# Task instructions
Lines where the string "data" appears are to be copied from the entries below.

# Records for this task
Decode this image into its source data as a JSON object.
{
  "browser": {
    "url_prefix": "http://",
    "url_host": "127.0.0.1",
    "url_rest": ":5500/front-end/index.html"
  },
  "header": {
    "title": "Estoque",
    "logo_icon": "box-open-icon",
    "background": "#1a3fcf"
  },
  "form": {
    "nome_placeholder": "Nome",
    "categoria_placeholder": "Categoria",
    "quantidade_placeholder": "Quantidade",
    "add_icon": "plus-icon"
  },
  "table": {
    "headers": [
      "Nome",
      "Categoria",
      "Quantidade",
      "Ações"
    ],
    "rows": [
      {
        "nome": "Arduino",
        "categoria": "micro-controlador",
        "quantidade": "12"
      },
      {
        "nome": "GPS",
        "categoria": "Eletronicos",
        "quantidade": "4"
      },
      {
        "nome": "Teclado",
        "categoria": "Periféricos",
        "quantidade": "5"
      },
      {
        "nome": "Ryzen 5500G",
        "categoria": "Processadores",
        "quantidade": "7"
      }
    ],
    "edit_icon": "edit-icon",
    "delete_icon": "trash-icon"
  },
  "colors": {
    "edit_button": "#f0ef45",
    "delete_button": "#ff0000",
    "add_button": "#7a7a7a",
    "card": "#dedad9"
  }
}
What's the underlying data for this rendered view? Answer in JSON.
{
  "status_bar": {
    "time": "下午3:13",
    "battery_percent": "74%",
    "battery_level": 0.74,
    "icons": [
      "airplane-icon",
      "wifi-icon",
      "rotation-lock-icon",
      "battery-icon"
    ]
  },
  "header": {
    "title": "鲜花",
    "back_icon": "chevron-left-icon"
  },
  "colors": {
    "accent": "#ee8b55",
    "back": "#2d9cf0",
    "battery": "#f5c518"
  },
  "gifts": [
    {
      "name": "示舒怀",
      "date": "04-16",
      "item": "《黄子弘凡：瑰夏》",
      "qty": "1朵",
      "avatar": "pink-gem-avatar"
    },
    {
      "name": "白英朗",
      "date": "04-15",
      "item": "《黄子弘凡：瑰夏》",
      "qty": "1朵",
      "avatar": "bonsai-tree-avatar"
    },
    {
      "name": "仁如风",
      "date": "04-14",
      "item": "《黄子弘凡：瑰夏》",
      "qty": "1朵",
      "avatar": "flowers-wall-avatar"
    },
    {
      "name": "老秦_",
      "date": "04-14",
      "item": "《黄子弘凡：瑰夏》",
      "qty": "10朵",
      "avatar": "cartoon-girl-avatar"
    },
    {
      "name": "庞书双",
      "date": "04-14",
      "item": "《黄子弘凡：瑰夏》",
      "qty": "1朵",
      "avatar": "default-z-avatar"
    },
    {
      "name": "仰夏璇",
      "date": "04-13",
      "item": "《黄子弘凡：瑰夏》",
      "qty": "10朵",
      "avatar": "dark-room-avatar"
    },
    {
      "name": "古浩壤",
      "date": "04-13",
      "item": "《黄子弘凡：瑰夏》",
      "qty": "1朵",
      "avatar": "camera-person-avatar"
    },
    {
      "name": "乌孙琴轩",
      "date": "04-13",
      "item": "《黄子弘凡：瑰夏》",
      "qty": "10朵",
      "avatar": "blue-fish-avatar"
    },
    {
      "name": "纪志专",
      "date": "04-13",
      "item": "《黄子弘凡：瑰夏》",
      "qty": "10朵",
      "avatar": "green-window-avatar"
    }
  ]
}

# Result below
Decode this image into its source data as a JSON object.
What's the underlying data for this rendered view? Answer in JSON.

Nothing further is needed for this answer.